Aim of the exercise
For the entries that follow, tally the lines holding the string "HMRC". Give the total and nothing else.

----- Data provided

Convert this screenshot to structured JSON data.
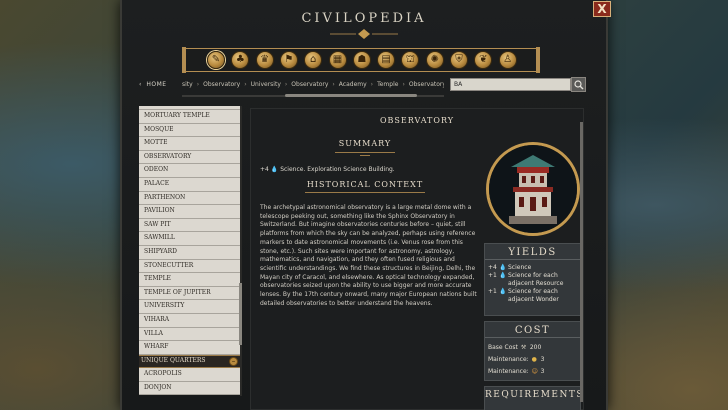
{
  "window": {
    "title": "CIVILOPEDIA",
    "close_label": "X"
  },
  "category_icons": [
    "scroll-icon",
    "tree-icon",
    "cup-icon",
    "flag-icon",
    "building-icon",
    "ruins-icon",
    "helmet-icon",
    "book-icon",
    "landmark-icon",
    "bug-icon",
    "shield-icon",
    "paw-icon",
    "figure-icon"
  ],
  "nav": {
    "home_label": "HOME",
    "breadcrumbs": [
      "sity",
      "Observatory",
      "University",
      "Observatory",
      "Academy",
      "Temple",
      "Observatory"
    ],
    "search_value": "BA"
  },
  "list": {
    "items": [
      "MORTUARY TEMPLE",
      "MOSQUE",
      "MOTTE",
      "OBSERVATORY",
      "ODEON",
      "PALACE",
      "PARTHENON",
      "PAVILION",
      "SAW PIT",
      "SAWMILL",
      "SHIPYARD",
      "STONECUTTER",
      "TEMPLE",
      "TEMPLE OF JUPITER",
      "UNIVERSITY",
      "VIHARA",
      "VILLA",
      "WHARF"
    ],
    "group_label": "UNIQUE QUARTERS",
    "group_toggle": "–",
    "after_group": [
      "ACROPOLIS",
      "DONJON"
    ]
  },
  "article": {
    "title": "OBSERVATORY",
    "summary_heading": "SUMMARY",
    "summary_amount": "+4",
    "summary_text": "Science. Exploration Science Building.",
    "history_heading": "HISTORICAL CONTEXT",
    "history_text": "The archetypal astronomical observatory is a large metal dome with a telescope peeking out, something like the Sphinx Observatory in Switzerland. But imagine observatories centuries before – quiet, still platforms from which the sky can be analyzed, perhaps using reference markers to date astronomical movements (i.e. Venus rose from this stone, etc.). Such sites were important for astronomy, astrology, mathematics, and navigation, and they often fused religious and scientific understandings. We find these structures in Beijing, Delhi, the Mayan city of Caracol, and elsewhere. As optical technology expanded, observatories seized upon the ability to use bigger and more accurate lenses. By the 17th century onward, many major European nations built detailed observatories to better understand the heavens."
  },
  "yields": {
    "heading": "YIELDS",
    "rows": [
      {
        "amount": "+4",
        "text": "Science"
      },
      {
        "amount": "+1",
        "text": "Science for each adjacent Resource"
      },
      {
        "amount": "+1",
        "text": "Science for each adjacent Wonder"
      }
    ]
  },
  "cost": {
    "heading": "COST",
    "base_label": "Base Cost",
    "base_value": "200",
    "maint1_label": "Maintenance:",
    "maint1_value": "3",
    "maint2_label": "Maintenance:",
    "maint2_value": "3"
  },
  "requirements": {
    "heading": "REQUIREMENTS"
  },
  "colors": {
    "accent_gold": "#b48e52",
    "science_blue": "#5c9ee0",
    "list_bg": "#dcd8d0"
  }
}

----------
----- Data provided

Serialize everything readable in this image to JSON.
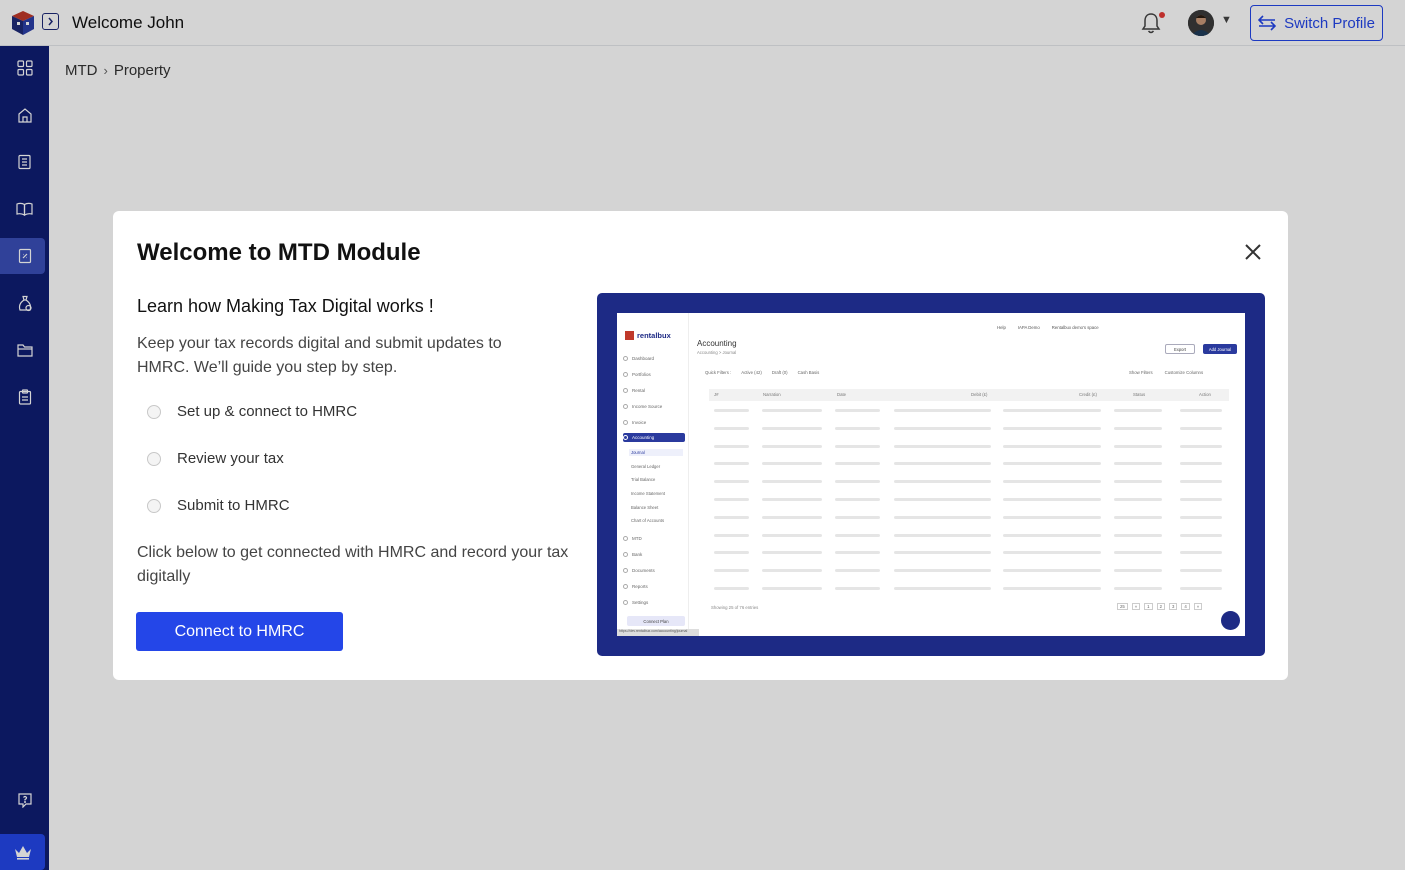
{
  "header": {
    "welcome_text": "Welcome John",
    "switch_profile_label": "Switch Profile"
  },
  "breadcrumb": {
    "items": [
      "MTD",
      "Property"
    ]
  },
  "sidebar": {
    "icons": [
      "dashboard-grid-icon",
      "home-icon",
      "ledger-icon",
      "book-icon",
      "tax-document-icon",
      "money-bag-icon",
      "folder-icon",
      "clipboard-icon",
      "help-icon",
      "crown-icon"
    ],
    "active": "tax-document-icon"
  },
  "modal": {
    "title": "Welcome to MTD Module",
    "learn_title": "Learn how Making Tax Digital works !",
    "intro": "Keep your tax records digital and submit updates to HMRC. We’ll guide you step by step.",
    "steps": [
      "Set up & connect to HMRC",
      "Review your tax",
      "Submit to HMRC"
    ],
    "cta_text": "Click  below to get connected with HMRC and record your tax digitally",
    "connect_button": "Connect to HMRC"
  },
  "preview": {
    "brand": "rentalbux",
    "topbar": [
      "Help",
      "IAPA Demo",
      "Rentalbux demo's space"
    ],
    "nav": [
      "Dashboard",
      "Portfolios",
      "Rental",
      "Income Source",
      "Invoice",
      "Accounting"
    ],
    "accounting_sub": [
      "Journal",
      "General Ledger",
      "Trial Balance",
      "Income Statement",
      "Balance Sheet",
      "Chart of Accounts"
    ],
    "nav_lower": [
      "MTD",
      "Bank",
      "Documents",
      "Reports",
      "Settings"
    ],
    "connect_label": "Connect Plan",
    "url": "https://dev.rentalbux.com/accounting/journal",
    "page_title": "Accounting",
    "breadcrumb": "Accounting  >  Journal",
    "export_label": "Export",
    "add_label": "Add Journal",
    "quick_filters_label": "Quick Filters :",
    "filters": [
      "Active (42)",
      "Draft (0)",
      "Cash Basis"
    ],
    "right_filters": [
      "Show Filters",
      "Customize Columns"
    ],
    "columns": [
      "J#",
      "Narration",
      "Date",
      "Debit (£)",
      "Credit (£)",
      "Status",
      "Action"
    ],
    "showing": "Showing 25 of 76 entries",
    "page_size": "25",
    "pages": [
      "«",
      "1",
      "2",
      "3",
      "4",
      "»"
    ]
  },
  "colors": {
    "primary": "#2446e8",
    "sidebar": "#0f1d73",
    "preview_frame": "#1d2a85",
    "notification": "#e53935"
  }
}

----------

Answer to this task
5